### Work item
Read the records beneath this task and copy every line that contains the string "JSON".

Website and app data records

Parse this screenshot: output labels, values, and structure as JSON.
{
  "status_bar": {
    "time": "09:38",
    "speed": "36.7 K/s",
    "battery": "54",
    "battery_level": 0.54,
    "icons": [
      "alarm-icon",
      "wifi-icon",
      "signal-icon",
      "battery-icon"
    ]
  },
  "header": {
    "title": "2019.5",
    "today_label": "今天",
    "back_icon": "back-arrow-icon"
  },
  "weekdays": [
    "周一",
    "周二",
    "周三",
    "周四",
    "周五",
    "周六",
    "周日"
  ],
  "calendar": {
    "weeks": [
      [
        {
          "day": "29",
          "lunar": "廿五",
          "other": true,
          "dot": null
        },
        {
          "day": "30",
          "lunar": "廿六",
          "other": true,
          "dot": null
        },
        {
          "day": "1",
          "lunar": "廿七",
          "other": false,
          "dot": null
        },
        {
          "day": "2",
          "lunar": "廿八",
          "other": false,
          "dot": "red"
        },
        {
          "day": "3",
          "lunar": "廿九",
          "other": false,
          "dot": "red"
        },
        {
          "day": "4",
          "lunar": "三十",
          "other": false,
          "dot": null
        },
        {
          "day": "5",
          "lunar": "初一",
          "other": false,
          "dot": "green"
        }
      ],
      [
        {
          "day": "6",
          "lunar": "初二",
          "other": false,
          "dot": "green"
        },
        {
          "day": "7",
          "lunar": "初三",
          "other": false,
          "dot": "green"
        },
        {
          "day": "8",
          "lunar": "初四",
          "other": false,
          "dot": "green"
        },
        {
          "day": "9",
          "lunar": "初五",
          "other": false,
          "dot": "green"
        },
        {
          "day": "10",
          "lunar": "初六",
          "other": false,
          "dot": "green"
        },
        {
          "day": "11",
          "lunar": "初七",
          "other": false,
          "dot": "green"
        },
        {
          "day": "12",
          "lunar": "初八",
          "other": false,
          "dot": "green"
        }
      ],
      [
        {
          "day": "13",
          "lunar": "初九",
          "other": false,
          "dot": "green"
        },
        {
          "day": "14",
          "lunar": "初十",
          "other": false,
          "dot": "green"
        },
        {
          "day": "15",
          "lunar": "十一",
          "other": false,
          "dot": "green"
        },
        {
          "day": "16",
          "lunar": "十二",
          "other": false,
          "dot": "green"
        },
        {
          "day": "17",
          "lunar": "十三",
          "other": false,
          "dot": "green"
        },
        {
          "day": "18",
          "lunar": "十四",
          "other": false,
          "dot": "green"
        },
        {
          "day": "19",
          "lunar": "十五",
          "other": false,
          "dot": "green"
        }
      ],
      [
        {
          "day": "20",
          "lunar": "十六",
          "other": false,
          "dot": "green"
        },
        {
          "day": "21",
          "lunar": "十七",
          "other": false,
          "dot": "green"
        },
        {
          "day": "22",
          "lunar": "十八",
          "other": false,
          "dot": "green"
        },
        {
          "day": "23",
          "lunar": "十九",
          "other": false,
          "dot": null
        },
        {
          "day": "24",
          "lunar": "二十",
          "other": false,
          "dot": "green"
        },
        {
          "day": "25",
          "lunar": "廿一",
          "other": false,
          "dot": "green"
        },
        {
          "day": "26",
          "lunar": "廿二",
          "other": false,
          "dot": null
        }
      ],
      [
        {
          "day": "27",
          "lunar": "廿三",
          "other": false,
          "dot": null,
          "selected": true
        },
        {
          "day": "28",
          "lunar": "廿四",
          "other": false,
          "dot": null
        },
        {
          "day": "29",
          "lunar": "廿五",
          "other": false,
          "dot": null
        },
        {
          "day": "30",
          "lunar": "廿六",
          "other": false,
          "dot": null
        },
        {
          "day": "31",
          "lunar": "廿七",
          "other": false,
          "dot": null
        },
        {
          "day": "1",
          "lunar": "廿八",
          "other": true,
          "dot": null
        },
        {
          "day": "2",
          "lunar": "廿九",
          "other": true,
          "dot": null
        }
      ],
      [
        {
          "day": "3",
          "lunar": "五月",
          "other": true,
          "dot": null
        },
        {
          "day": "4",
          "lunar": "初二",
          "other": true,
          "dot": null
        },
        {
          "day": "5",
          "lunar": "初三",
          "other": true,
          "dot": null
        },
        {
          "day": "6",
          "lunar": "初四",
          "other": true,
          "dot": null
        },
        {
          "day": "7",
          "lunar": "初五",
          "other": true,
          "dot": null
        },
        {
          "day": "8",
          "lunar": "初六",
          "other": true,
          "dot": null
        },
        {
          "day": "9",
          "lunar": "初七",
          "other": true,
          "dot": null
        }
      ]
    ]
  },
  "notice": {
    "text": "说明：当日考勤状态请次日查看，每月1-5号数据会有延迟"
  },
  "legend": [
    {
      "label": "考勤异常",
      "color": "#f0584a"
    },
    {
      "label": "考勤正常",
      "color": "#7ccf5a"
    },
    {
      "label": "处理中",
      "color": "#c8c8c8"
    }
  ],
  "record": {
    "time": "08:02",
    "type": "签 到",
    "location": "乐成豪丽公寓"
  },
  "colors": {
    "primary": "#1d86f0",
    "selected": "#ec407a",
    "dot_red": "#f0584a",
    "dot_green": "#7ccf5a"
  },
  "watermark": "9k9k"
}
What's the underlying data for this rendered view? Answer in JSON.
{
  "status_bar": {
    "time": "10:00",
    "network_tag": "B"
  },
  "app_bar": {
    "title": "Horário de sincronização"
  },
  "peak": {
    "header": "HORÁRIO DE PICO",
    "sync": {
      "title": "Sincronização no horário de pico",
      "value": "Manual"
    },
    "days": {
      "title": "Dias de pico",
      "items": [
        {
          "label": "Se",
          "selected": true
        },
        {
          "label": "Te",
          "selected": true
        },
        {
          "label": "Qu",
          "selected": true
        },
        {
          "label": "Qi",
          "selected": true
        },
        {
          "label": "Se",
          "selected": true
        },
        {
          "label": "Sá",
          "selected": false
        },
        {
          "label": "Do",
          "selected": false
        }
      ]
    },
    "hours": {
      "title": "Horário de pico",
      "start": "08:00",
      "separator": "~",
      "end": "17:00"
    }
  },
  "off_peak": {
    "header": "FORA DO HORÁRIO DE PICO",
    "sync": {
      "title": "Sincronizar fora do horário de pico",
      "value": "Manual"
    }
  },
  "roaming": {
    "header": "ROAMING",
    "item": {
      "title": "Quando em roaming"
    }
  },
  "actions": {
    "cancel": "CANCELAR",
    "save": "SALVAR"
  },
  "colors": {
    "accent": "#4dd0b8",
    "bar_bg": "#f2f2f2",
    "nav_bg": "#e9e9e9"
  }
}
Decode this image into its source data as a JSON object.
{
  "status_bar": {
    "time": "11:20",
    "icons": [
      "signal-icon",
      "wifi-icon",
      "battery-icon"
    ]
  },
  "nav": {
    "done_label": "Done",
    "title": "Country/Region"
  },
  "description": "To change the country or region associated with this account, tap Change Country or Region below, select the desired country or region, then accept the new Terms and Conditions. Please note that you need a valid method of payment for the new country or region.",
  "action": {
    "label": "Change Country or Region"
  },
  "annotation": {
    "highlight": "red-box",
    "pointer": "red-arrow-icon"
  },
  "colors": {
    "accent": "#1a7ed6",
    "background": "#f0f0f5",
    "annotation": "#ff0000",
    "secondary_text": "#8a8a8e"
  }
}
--
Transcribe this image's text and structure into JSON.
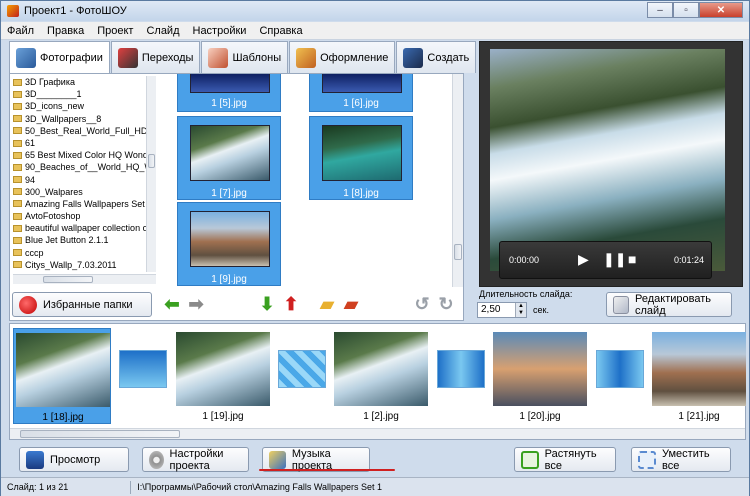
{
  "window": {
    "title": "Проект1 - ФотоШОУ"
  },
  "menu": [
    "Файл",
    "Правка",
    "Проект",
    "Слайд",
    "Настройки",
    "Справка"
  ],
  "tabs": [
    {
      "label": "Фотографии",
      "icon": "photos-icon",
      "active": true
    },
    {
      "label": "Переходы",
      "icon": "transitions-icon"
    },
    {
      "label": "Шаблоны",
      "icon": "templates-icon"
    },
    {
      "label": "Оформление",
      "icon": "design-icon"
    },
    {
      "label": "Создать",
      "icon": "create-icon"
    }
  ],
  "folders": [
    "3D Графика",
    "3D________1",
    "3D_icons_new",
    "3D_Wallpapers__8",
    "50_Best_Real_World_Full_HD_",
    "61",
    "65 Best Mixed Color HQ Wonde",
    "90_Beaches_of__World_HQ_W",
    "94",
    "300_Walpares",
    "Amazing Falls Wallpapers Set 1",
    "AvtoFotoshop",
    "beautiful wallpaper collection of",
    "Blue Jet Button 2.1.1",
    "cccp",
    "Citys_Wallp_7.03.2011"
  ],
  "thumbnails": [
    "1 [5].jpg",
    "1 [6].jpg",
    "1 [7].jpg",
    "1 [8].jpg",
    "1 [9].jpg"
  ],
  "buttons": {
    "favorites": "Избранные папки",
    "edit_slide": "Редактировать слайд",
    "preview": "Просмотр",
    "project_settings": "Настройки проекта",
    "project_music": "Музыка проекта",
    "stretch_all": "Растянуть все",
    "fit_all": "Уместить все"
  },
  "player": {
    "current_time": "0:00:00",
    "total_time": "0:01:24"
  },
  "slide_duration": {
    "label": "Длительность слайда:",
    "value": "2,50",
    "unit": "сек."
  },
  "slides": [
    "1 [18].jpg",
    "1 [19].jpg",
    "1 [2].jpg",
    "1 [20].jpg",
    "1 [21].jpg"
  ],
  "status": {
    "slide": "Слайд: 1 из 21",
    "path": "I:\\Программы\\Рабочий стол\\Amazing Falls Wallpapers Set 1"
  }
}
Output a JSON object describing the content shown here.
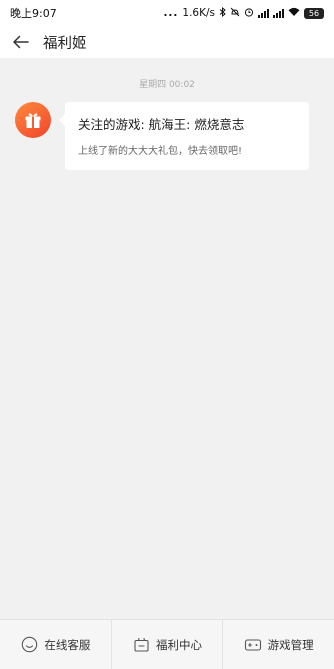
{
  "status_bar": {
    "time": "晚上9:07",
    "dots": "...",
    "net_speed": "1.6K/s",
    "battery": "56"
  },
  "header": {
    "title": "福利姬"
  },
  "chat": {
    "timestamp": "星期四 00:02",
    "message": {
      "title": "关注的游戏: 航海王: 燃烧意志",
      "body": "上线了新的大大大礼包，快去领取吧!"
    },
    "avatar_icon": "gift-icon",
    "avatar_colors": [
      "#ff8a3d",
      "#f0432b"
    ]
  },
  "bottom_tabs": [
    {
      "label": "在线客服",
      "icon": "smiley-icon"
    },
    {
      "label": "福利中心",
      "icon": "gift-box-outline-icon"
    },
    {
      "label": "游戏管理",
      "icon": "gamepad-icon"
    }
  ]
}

### Output for this task
Parse this screenshot: output labels, values, and structure as JSON.
What's the underlying data for this rendered view? Answer in JSON.
Decode this image into its source data as a JSON object.
Transcribe this image's text and structure into JSON.
Output a JSON object describing the content shown here.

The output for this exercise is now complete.